Cue Peter Allen singing Everything Old Is New Again. The Media Research Center and Eyeblast TV gives us a look at 30 years of progressive energy policy. We’ve gone from apologetic surrender to malaise to sanctimoniously celebrating it, but otherwise it all has that familiar ring to it:
Now, of course, we hear Carter’s malaise speech wrapped in terms of global citizenship; of course we can’t expect to have climate-controlled homes and eat what we want, unless we get the world’s permission to do so! We can’t drill our own oil because it won’t solve anything, but let’s sue OPEC for not drilling more of theirs.What we have is two different approaches in economic policy. The Democrats, and especially Barack Obama, believe in constricted supply and so want to regulate demand. Conservatives believe in boosting supply through open markets and deregulation rather than leaving resources in the ground, while encouraging the innovation that will bring the next era in energy production. The Right also wants to use nuclear power, which even Europe’s Left has managed to survive without getting a case of the vapors.

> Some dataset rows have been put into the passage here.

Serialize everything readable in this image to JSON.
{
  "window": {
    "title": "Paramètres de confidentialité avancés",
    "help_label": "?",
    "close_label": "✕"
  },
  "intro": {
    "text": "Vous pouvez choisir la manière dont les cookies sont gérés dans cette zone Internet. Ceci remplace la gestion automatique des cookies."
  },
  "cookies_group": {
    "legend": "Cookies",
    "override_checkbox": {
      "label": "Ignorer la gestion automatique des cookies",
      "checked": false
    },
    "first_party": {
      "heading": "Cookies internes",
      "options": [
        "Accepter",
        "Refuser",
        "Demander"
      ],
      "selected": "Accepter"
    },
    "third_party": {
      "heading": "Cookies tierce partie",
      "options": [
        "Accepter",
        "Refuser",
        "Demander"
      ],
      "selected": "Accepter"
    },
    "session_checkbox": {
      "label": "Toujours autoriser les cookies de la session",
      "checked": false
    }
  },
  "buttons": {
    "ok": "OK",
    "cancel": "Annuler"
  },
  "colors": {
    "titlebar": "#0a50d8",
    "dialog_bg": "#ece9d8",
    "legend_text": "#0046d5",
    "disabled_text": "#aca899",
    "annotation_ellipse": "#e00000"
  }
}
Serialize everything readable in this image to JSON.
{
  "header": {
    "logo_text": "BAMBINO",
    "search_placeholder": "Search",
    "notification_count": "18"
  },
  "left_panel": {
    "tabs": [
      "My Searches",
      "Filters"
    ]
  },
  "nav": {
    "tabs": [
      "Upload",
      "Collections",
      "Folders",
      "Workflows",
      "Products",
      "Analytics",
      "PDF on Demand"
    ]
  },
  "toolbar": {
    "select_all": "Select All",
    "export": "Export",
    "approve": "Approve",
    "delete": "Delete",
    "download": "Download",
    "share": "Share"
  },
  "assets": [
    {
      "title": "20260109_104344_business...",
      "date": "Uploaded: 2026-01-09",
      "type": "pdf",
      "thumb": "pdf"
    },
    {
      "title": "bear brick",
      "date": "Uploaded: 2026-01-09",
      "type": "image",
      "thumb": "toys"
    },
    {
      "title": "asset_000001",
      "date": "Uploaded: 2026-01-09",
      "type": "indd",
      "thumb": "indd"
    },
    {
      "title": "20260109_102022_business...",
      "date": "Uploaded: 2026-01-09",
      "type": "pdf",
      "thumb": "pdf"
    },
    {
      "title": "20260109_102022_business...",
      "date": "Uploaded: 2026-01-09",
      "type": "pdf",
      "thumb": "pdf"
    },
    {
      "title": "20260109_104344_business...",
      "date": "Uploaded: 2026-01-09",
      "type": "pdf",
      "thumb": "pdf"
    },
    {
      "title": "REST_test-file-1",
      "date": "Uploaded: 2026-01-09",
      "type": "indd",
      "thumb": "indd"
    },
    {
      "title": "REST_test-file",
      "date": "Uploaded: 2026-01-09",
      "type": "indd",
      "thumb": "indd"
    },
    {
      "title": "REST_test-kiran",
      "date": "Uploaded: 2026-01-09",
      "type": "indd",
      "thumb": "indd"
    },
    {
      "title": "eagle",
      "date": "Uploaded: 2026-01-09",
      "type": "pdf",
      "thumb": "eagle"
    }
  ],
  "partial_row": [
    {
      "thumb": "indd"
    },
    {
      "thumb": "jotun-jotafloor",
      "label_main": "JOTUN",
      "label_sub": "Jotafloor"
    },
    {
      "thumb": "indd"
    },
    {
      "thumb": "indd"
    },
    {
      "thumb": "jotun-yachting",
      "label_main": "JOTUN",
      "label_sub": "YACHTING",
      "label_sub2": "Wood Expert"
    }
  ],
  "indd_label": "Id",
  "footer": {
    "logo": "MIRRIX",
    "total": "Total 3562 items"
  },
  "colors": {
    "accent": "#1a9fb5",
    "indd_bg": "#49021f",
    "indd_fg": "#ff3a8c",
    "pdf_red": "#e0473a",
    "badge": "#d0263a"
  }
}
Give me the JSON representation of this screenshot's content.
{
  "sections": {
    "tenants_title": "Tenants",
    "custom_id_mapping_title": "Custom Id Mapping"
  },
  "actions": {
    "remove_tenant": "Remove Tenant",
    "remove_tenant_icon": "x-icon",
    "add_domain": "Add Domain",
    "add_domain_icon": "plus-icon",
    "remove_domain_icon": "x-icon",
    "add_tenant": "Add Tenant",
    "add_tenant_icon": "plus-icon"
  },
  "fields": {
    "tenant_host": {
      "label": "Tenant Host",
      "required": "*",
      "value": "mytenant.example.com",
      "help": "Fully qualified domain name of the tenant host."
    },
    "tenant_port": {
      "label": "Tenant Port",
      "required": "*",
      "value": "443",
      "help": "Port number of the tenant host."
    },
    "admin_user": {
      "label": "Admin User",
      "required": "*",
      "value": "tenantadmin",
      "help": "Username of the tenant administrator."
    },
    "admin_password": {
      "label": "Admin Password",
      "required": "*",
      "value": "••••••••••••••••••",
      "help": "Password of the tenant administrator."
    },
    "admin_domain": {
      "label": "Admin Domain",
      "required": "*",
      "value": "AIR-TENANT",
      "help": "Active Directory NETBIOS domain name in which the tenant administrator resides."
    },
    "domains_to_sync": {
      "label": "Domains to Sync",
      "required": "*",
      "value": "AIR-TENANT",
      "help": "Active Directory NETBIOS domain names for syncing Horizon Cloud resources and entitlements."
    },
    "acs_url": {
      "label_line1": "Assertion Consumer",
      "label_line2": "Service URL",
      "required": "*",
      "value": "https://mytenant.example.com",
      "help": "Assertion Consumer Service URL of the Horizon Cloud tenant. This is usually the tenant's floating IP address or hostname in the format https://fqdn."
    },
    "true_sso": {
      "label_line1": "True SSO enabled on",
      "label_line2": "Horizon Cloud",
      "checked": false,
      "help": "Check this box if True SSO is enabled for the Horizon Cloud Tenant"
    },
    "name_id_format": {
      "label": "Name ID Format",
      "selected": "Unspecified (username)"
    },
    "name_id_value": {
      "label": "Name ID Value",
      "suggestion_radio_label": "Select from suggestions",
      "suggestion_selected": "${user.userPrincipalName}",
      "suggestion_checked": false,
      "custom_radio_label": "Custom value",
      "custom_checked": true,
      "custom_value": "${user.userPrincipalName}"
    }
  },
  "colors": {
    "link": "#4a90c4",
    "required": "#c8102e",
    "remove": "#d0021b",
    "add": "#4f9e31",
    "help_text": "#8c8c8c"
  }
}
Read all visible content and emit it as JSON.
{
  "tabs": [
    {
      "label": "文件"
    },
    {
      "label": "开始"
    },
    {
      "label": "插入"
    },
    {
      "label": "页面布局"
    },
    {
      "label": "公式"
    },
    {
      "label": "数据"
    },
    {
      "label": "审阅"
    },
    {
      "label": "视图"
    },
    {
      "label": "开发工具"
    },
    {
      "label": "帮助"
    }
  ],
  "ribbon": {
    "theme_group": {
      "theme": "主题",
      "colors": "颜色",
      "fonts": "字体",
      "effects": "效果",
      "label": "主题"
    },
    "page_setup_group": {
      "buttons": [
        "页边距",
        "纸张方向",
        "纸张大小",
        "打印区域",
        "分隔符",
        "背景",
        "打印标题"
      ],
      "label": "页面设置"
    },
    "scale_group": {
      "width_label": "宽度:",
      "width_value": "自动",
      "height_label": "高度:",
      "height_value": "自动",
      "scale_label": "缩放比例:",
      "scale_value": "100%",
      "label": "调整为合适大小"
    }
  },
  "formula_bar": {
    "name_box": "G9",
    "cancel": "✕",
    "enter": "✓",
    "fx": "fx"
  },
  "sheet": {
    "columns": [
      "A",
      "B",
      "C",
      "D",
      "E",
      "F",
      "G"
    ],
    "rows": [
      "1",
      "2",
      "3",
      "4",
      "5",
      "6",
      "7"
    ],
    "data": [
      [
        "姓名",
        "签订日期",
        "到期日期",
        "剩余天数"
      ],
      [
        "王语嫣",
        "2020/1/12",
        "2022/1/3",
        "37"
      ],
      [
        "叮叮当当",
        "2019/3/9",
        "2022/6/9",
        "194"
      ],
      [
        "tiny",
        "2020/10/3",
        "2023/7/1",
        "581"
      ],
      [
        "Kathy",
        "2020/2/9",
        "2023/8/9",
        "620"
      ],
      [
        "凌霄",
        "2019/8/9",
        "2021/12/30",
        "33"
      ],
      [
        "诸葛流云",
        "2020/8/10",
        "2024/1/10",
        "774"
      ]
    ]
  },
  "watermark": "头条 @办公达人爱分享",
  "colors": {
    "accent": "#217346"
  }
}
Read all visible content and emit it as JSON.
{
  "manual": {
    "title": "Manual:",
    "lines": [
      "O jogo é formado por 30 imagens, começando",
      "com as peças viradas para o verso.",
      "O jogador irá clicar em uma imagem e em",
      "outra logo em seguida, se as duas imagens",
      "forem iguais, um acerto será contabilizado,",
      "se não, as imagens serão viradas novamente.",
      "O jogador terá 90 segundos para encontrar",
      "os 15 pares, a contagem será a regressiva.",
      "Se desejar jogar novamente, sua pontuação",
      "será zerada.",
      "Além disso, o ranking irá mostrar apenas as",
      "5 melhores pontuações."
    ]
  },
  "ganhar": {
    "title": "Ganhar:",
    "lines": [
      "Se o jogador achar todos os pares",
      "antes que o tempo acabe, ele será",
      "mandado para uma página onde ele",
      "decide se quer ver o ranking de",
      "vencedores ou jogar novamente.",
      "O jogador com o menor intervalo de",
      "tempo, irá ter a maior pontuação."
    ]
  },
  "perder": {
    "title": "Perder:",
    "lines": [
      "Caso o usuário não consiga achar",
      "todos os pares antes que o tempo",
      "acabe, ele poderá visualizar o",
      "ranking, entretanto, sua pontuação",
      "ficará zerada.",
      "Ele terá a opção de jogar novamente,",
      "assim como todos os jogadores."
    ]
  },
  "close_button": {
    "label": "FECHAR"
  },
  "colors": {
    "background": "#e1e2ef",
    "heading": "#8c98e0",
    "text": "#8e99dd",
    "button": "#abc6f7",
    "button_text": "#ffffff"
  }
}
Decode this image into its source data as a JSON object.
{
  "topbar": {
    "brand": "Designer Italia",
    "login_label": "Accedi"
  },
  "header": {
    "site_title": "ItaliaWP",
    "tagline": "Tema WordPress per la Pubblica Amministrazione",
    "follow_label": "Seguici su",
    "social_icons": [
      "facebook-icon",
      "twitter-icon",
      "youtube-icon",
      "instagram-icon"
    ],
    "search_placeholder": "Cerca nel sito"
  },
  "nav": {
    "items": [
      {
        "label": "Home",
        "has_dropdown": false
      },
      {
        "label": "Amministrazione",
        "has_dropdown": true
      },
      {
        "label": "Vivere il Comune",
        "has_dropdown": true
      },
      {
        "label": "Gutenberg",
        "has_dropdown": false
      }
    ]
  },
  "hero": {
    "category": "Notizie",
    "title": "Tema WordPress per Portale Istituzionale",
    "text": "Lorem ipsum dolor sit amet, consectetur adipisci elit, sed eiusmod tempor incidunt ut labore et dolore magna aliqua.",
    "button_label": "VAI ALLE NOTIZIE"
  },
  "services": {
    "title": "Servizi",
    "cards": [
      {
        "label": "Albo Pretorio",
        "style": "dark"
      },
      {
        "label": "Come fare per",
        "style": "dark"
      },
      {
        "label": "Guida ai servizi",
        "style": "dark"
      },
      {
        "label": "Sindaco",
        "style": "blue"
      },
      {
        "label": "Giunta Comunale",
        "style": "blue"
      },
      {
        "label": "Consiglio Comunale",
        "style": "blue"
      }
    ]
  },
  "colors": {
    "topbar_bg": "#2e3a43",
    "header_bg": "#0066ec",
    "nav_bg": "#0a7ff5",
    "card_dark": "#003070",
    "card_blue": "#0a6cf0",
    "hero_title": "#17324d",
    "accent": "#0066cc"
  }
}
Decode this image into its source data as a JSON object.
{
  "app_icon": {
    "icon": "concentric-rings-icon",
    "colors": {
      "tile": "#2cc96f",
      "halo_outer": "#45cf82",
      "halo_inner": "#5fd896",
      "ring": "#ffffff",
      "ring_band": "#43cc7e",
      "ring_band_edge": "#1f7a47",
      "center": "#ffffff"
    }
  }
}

But it’s the difference between the politics of scarcity and the politics of abundance that most defines the two parties. It’s why the Democrats have been such pessimists about, well, everything, and why Republicans like Ronald Reagan have optimism about America’s economic future. It didn’t hurt that Reagan turned out to be correct as well as Right.